In a historic vote, the Senate and the House of Representatives on Monday, December 17, separately approved the controversial Reproductive Health bill (RH bill) on third and final reading.
It was a blowout for the RH bill, a measure that was rabidly opposed by the Catholic Church.
In the Senate, 13 voted in favor and 8 voted against the bill. In the House of Representatives, 133 voted in favor, 79 voted against, and 7 abstained.
The next step is the bicameral conference committee, where both chambers of Congress will consolidate the two different versions of RH bill.
After the bicam, the Senate and the House will need to ratify the consolidated version. Only then will the bill reach President Aquino for his signature.
Congress adjourns session this week but President Aquino earlier said he wants to sign the bill into law before the Christmas break.

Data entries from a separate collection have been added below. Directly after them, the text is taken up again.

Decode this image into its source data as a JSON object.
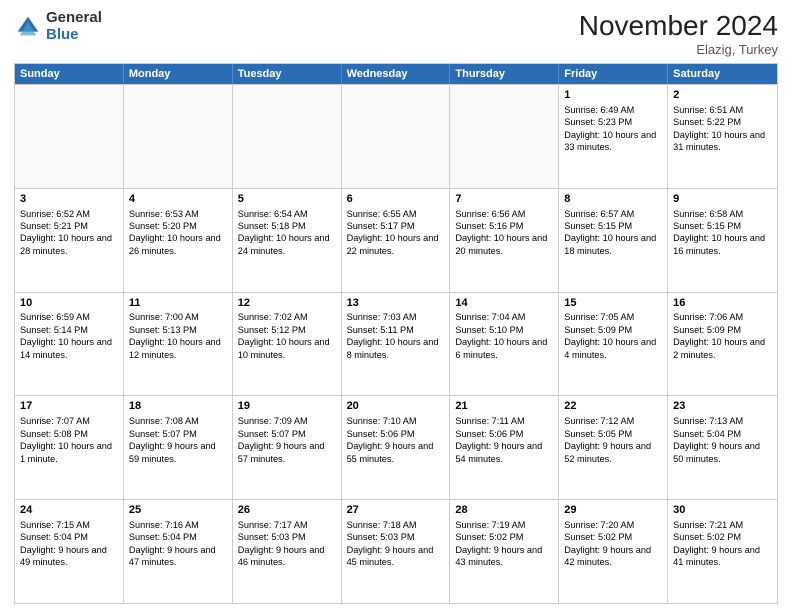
{
  "header": {
    "logo_general": "General",
    "logo_blue": "Blue",
    "title": "November 2024",
    "location": "Elazig, Turkey"
  },
  "weekdays": [
    "Sunday",
    "Monday",
    "Tuesday",
    "Wednesday",
    "Thursday",
    "Friday",
    "Saturday"
  ],
  "rows": [
    [
      {
        "day": "",
        "content": ""
      },
      {
        "day": "",
        "content": ""
      },
      {
        "day": "",
        "content": ""
      },
      {
        "day": "",
        "content": ""
      },
      {
        "day": "",
        "content": ""
      },
      {
        "day": "1",
        "content": "Sunrise: 6:49 AM\nSunset: 5:23 PM\nDaylight: 10 hours and 33 minutes."
      },
      {
        "day": "2",
        "content": "Sunrise: 6:51 AM\nSunset: 5:22 PM\nDaylight: 10 hours and 31 minutes."
      }
    ],
    [
      {
        "day": "3",
        "content": "Sunrise: 6:52 AM\nSunset: 5:21 PM\nDaylight: 10 hours and 28 minutes."
      },
      {
        "day": "4",
        "content": "Sunrise: 6:53 AM\nSunset: 5:20 PM\nDaylight: 10 hours and 26 minutes."
      },
      {
        "day": "5",
        "content": "Sunrise: 6:54 AM\nSunset: 5:18 PM\nDaylight: 10 hours and 24 minutes."
      },
      {
        "day": "6",
        "content": "Sunrise: 6:55 AM\nSunset: 5:17 PM\nDaylight: 10 hours and 22 minutes."
      },
      {
        "day": "7",
        "content": "Sunrise: 6:56 AM\nSunset: 5:16 PM\nDaylight: 10 hours and 20 minutes."
      },
      {
        "day": "8",
        "content": "Sunrise: 6:57 AM\nSunset: 5:15 PM\nDaylight: 10 hours and 18 minutes."
      },
      {
        "day": "9",
        "content": "Sunrise: 6:58 AM\nSunset: 5:15 PM\nDaylight: 10 hours and 16 minutes."
      }
    ],
    [
      {
        "day": "10",
        "content": "Sunrise: 6:59 AM\nSunset: 5:14 PM\nDaylight: 10 hours and 14 minutes."
      },
      {
        "day": "11",
        "content": "Sunrise: 7:00 AM\nSunset: 5:13 PM\nDaylight: 10 hours and 12 minutes."
      },
      {
        "day": "12",
        "content": "Sunrise: 7:02 AM\nSunset: 5:12 PM\nDaylight: 10 hours and 10 minutes."
      },
      {
        "day": "13",
        "content": "Sunrise: 7:03 AM\nSunset: 5:11 PM\nDaylight: 10 hours and 8 minutes."
      },
      {
        "day": "14",
        "content": "Sunrise: 7:04 AM\nSunset: 5:10 PM\nDaylight: 10 hours and 6 minutes."
      },
      {
        "day": "15",
        "content": "Sunrise: 7:05 AM\nSunset: 5:09 PM\nDaylight: 10 hours and 4 minutes."
      },
      {
        "day": "16",
        "content": "Sunrise: 7:06 AM\nSunset: 5:09 PM\nDaylight: 10 hours and 2 minutes."
      }
    ],
    [
      {
        "day": "17",
        "content": "Sunrise: 7:07 AM\nSunset: 5:08 PM\nDaylight: 10 hours and 1 minute."
      },
      {
        "day": "18",
        "content": "Sunrise: 7:08 AM\nSunset: 5:07 PM\nDaylight: 9 hours and 59 minutes."
      },
      {
        "day": "19",
        "content": "Sunrise: 7:09 AM\nSunset: 5:07 PM\nDaylight: 9 hours and 57 minutes."
      },
      {
        "day": "20",
        "content": "Sunrise: 7:10 AM\nSunset: 5:06 PM\nDaylight: 9 hours and 55 minutes."
      },
      {
        "day": "21",
        "content": "Sunrise: 7:11 AM\nSunset: 5:06 PM\nDaylight: 9 hours and 54 minutes."
      },
      {
        "day": "22",
        "content": "Sunrise: 7:12 AM\nSunset: 5:05 PM\nDaylight: 9 hours and 52 minutes."
      },
      {
        "day": "23",
        "content": "Sunrise: 7:13 AM\nSunset: 5:04 PM\nDaylight: 9 hours and 50 minutes."
      }
    ],
    [
      {
        "day": "24",
        "content": "Sunrise: 7:15 AM\nSunset: 5:04 PM\nDaylight: 9 hours and 49 minutes."
      },
      {
        "day": "25",
        "content": "Sunrise: 7:16 AM\nSunset: 5:04 PM\nDaylight: 9 hours and 47 minutes."
      },
      {
        "day": "26",
        "content": "Sunrise: 7:17 AM\nSunset: 5:03 PM\nDaylight: 9 hours and 46 minutes."
      },
      {
        "day": "27",
        "content": "Sunrise: 7:18 AM\nSunset: 5:03 PM\nDaylight: 9 hours and 45 minutes."
      },
      {
        "day": "28",
        "content": "Sunrise: 7:19 AM\nSunset: 5:02 PM\nDaylight: 9 hours and 43 minutes."
      },
      {
        "day": "29",
        "content": "Sunrise: 7:20 AM\nSunset: 5:02 PM\nDaylight: 9 hours and 42 minutes."
      },
      {
        "day": "30",
        "content": "Sunrise: 7:21 AM\nSunset: 5:02 PM\nDaylight: 9 hours and 41 minutes."
      }
    ]
  ]
}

The House has designated the members of the bicam. They are bill sponsor Albay Red Edcel Lagman, Deputy Speaker Lorenzo Tañada III, Iloilo Rep Janette Garin, Batanes Rep Henedina Abad, Western Samar Rep Mel Sarmiento, Akbayan Rep Kaka Bag-ao, ACT Teachers Rep Antonio Tinio, Paranaque Rep Roilo Golez, Catanduanes Rep Cesar Sarmiento, and Minority Leader Danilo Suarez.
President Benigno Aquino III pushed hard for the RH bill, one of his priority measures. It was upon his request that the House of Representatives terminated long debates on the bill in August.
In a surprise move on Thursday, December 13, Aquino also certified the bill as urgent. It allowed the Senate to immediately proceed to third reading vote after the second reading vote. It also sent a strong message to the critics of the bill.
Antipolo Bishop Gabriel Reyes slammed the President for his supposed dictatorial tendencies. Reyes said the Catholic Church will continue to educate people about the "evils of contraceptives."
The earlier second reading vote in the House was close, 113-104-3. It was a difference of only 9 votes. The vote happened before Aquino certified the bill as urgent.
It has been 14 years since the first version of the RH bill was filed in Congress. The measure seeks to provide reproductive health services, including free contraceptives, to the poor who cannot afford them. - Rappler.com